Comparing performance, costs and current practice for hip replacement implants
Lead applicant - Ms Charlotte Davies
Organisation - University of East Anglia
Type of grant - Foundation Fellowship
Status of grant - Active
Amount of the original award - £126,319
Start date - 5 September 2011
Reference - 19439
What are the aims of this research?
We aim to investigate the relationship between the hip implant industry and the NHS. We will look at costs, surgeon choice and current policies, to find out if current practice achieves the best value for money.
Why is this research important?
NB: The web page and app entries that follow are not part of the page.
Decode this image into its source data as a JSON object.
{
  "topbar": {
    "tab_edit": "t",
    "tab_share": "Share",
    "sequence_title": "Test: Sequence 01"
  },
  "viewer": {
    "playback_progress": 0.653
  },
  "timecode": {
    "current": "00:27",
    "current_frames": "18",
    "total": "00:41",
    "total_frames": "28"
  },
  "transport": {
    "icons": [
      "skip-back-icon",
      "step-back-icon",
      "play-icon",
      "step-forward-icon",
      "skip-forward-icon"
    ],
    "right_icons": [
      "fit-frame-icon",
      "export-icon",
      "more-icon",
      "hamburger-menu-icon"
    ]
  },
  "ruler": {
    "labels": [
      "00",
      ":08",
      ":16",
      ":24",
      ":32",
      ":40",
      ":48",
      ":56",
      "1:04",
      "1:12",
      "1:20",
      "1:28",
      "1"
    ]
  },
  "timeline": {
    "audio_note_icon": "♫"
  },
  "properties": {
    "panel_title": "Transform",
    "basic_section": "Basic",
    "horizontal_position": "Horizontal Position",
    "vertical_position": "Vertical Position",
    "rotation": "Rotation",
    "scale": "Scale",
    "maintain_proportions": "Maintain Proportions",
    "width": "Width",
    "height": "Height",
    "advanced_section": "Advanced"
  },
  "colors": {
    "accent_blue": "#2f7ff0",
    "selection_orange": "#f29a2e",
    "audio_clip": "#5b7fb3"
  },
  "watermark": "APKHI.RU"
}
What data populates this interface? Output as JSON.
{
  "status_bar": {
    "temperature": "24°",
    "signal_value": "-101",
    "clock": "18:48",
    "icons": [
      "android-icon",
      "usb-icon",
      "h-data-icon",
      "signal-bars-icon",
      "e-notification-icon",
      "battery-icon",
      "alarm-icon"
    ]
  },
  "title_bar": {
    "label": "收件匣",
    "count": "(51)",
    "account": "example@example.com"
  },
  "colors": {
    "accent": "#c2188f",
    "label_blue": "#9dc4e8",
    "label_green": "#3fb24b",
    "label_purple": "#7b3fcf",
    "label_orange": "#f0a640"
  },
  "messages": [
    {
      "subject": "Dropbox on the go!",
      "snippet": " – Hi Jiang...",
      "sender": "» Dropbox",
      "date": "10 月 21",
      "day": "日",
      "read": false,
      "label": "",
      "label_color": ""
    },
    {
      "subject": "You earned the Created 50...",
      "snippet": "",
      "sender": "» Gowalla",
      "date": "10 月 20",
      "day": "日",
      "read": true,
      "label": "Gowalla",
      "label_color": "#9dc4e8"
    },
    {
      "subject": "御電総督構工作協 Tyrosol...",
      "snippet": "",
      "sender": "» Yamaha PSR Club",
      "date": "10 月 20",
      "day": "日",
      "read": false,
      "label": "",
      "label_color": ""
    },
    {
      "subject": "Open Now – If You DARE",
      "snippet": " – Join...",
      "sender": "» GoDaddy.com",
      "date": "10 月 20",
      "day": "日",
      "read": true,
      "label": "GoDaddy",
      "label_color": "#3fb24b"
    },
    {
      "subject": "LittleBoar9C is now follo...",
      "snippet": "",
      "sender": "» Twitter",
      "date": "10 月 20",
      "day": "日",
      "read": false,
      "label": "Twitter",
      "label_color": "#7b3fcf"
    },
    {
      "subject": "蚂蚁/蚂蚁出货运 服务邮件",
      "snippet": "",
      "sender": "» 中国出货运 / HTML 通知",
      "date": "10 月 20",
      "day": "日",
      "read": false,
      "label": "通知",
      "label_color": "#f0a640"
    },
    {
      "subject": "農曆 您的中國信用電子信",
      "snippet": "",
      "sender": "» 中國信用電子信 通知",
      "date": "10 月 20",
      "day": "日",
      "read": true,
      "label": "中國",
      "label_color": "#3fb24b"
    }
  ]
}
About 8 million people in the UK have osteoarthritis. For those with end stage disease in the hip, the only effective treatment is hip replacement surgery. Over 70,000 operations were carried out in England and Wales in 2008/9; this number has almost doubled in the last decade. As the population continues to age, demand for this type of surgery will continue to rise. This will have significant implications for the health system in terms of how it manages this rising cost.
It is important that current hip implants are clinically effective, but we still need to encourage new developments to improve the quality of future implants. A competitive hip implant market will help to achieve this. We need to find out if the NHS has access to the best quality and range of implants, at the appropriate price. We want to make sure the current policy of paying hospitals for surgery, at a set value, is in the best interest of all parties: patient, hospital and manufacturer.
This study will explore the hip implant market in terms of the number of effective competitors, the range of products, manufacturer size and how easy it is for new manufacturers to enter the market. We will use data from the National Joint Registry and Hospital Episode Statistics databases to find out if patients receive the best ‘value-for-money’ implants. How do surgery costs vary between different types of patients and hospitals? Is there is an ideal way for the NHS to buy hip implants from the manufacturers so as to counteract their market power? We will also find out if the current surgery payment policy limits the choice of implants available to surgeons.
How will the findings benefit patients?
This research will help to further develop the guidance on the hip implant industry; benefiting patients, hospitals and the manufacturing industry. It will also contribute to a growing debate on how to evaluate medical devices. The ultimate aim is that patients should receive the best quality implant given the constraints of the NHS budget.